* **Data for review**

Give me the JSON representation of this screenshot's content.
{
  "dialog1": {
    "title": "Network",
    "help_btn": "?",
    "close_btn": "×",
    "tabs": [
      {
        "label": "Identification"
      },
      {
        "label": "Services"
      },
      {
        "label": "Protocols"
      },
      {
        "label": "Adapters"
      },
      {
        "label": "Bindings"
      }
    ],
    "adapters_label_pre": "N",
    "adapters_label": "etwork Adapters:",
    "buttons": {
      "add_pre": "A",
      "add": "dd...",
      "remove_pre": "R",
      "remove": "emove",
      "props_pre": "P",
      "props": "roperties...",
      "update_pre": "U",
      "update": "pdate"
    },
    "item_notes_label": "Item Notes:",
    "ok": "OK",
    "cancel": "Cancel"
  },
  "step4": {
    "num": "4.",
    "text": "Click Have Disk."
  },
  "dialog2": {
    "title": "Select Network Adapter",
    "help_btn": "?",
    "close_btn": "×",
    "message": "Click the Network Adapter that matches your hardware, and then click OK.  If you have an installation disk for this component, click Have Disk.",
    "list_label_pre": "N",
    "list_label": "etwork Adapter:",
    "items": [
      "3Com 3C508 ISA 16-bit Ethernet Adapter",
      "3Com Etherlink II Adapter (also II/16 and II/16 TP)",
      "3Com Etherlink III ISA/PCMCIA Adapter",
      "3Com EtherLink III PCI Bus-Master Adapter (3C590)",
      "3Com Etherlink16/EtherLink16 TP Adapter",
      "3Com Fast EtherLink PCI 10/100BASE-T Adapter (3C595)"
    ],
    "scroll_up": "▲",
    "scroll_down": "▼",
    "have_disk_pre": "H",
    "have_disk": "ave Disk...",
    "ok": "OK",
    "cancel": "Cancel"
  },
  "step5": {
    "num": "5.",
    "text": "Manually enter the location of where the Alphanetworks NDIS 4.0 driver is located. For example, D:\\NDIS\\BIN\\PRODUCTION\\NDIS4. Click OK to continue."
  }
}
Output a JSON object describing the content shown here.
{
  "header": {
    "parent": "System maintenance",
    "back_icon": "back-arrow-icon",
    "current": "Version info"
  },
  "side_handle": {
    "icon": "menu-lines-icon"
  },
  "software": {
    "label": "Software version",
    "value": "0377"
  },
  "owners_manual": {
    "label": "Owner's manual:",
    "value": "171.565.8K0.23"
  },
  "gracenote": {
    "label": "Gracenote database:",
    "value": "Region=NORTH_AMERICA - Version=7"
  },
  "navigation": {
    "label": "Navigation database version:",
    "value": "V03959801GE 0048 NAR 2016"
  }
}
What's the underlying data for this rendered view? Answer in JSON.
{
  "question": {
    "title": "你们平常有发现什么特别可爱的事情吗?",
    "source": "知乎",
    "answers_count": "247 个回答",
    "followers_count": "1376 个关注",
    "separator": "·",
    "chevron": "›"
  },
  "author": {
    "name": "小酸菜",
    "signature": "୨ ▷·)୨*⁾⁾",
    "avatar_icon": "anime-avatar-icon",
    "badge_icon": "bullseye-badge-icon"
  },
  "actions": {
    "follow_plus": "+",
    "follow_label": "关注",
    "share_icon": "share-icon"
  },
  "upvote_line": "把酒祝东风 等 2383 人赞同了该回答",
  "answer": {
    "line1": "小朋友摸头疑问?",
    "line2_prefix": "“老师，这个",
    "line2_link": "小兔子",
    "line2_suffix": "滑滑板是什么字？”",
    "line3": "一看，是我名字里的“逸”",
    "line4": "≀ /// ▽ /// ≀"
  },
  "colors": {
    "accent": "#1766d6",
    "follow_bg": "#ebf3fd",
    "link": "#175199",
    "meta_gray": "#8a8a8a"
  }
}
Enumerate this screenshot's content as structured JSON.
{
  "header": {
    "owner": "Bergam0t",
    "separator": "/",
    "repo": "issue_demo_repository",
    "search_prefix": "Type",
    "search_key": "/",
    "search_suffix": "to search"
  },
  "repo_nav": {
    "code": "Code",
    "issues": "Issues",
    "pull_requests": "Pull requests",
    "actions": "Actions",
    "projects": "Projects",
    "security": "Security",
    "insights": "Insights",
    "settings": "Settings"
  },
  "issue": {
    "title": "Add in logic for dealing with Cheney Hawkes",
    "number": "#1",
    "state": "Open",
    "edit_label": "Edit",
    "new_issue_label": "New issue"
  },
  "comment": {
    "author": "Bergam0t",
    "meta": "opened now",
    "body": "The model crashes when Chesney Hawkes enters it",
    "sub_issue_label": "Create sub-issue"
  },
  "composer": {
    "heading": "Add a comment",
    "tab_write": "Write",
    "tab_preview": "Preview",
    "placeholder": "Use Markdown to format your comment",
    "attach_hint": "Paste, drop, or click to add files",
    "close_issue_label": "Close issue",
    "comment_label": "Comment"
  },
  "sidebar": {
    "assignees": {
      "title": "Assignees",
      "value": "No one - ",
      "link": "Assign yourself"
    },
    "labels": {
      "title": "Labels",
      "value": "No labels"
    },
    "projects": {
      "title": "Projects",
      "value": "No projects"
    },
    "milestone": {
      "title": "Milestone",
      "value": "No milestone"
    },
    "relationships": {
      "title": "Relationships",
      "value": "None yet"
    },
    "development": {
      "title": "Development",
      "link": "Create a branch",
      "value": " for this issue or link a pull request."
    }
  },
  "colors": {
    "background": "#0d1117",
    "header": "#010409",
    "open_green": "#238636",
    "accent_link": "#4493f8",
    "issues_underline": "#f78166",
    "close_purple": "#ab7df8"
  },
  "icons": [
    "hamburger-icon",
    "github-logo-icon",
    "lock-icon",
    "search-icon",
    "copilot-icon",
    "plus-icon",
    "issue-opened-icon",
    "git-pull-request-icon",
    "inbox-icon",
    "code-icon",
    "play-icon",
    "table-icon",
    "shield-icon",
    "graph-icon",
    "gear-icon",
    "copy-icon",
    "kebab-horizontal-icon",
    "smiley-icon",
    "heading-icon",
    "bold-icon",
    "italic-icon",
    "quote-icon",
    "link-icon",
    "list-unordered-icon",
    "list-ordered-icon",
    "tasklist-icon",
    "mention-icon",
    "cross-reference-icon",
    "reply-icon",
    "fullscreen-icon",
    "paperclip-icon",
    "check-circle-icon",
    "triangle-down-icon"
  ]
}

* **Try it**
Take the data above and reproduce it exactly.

* **Task result**
Give me the JSON representation of this screenshot's content.
{
  "dialog1": {
    "title": "Network",
    "help_btn": "?",
    "close_btn": "×",
    "tabs": [
      {
        "label": "Identification"
      },
      {
        "label": "Services"
      },
      {
        "label": "Protocols"
      },
      {
        "label": "Adapters"
      },
      {
        "label": "Bindings"
      }
    ],
    "adapters_label_pre": "N",
    "adapters_label": "etwork Adapters:",
    "buttons": {
      "add_pre": "A",
      "add": "dd...",
      "remove_pre": "R",
      "remove": "emove",
      "props_pre": "P",
      "props": "roperties...",
      "update_pre": "U",
      "update": "pdate"
    },
    "item_notes_label": "Item Notes:",
    "ok": "OK",
    "cancel": "Cancel"
  },
  "step4": {
    "num": "4.",
    "text": "Click Have Disk."
  },
  "dialog2": {
    "title": "Select Network Adapter",
    "help_btn": "?",
    "close_btn": "×",
    "message": "Click the Network Adapter that matches your hardware, and then click OK.  If you have an installation disk for this component, click Have Disk.",
    "list_label_pre": "N",
    "list_label": "etwork Adapter:",
    "items": [
      "3Com 3C508 ISA 16-bit Ethernet Adapter",
      "3Com Etherlink II Adapter (also II/16 and II/16 TP)",
      "3Com Etherlink III ISA/PCMCIA Adapter",
      "3Com EtherLink III PCI Bus-Master Adapter (3C590)",
      "3Com Etherlink16/EtherLink16 TP Adapter",
      "3Com Fast EtherLink PCI 10/100BASE-T Adapter (3C595)"
    ],
    "scroll_up": "▲",
    "scroll_down": "▼",
    "have_disk_pre": "H",
    "have_disk": "ave Disk...",
    "ok": "OK",
    "cancel": "Cancel"
  },
  "step5": {
    "num": "5.",
    "text": "Manually enter the location of where the Alphanetworks NDIS 4.0 driver is located. For example, D:\\NDIS\\BIN\\PRODUCTION\\NDIS4. Click OK to continue."
  }
}
Output a JSON object describing the content shown here.
{
  "header": {
    "parent": "System maintenance",
    "back_icon": "back-arrow-icon",
    "current": "Version info"
  },
  "side_handle": {
    "icon": "menu-lines-icon"
  },
  "software": {
    "label": "Software version",
    "value": "0377"
  },
  "owners_manual": {
    "label": "Owner's manual:",
    "value": "171.565.8K0.23"
  },
  "gracenote": {
    "label": "Gracenote database:",
    "value": "Region=NORTH_AMERICA - Version=7"
  },
  "navigation": {
    "label": "Navigation database version:",
    "value": "V03959801GE 0048 NAR 2016"
  }
}
What's the underlying data for this rendered view? Answer in JSON.
{
  "question": {
    "title": "你们平常有发现什么特别可爱的事情吗?",
    "source": "知乎",
    "answers_count": "247 个回答",
    "followers_count": "1376 个关注",
    "separator": "·",
    "chevron": "›"
  },
  "author": {
    "name": "小酸菜",
    "signature": "୨ ▷·)୨*⁾⁾",
    "avatar_icon": "anime-avatar-icon",
    "badge_icon": "bullseye-badge-icon"
  },
  "actions": {
    "follow_plus": "+",
    "follow_label": "关注",
    "share_icon": "share-icon"
  },
  "upvote_line": "把酒祝东风 等 2383 人赞同了该回答",
  "answer": {
    "line1": "小朋友摸头疑问?",
    "line2_prefix": "“老师，这个",
    "line2_link": "小兔子",
    "line2_suffix": "滑滑板是什么字？”",
    "line3": "一看，是我名字里的“逸”",
    "line4": "≀ /// ▽ /// ≀"
  },
  "colors": {
    "accent": "#1766d6",
    "follow_bg": "#ebf3fd",
    "link": "#175199",
    "meta_gray": "#8a8a8a"
  }
}
Enumerate this screenshot's content as structured JSON.
{
  "header": {
    "owner": "Bergam0t",
    "separator": "/",
    "repo": "issue_demo_repository",
    "search_prefix": "Type",
    "search_key": "/",
    "search_suffix": "to search"
  },
  "repo_nav": {
    "code": "Code",
    "issues": "Issues",
    "pull_requests": "Pull requests",
    "actions": "Actions",
    "projects": "Projects",
    "security": "Security",
    "insights": "Insights",
    "settings": "Settings"
  },
  "issue": {
    "title": "Add in logic for dealing with Cheney Hawkes",
    "number": "#1",
    "state": "Open",
    "edit_label": "Edit",
    "new_issue_label": "New issue"
  },
  "comment": {
    "author": "Bergam0t",
    "meta": "opened now",
    "body": "The model crashes when Chesney Hawkes enters it",
    "sub_issue_label": "Create sub-issue"
  },
  "composer": {
    "heading": "Add a comment",
    "tab_write": "Write",
    "tab_preview": "Preview",
    "placeholder": "Use Markdown to format your comment",
    "attach_hint": "Paste, drop, or click to add files",
    "close_issue_label": "Close issue",
    "comment_label": "Comment"
  },
  "sidebar": {
    "assignees": {
      "title": "Assignees",
      "value": "No one - ",
      "link": "Assign yourself"
    },
    "labels": {
      "title": "Labels",
      "value": "No labels"
    },
    "projects": {
      "title": "Projects",
      "value": "No projects"
    },
    "milestone": {
      "title": "Milestone",
      "value": "No milestone"
    },
    "relationships": {
      "title": "Relationships",
      "value": "None yet"
    },
    "development": {
      "title": "Development",
      "link": "Create a branch",
      "value": " for this issue or link a pull request."
    }
  },
  "colors": {
    "background": "#0d1117",
    "header": "#010409",
    "open_green": "#238636",
    "accent_link": "#4493f8",
    "issues_underline": "#f78166",
    "close_purple": "#ab7df8"
  },
  "icons": [
    "hamburger-icon",
    "github-logo-icon",
    "lock-icon",
    "search-icon",
    "copilot-icon",
    "plus-icon",
    "issue-opened-icon",
    "git-pull-request-icon",
    "inbox-icon",
    "code-icon",
    "play-icon",
    "table-icon",
    "shield-icon",
    "graph-icon",
    "gear-icon",
    "copy-icon",
    "kebab-horizontal-icon",
    "smiley-icon",
    "heading-icon",
    "bold-icon",
    "italic-icon",
    "quote-icon",
    "link-icon",
    "list-unordered-icon",
    "list-ordered-icon",
    "tasklist-icon",
    "mention-icon",
    "cross-reference-icon",
    "reply-icon",
    "fullscreen-icon",
    "paperclip-icon",
    "check-circle-icon",
    "triangle-down-icon"
  ]
}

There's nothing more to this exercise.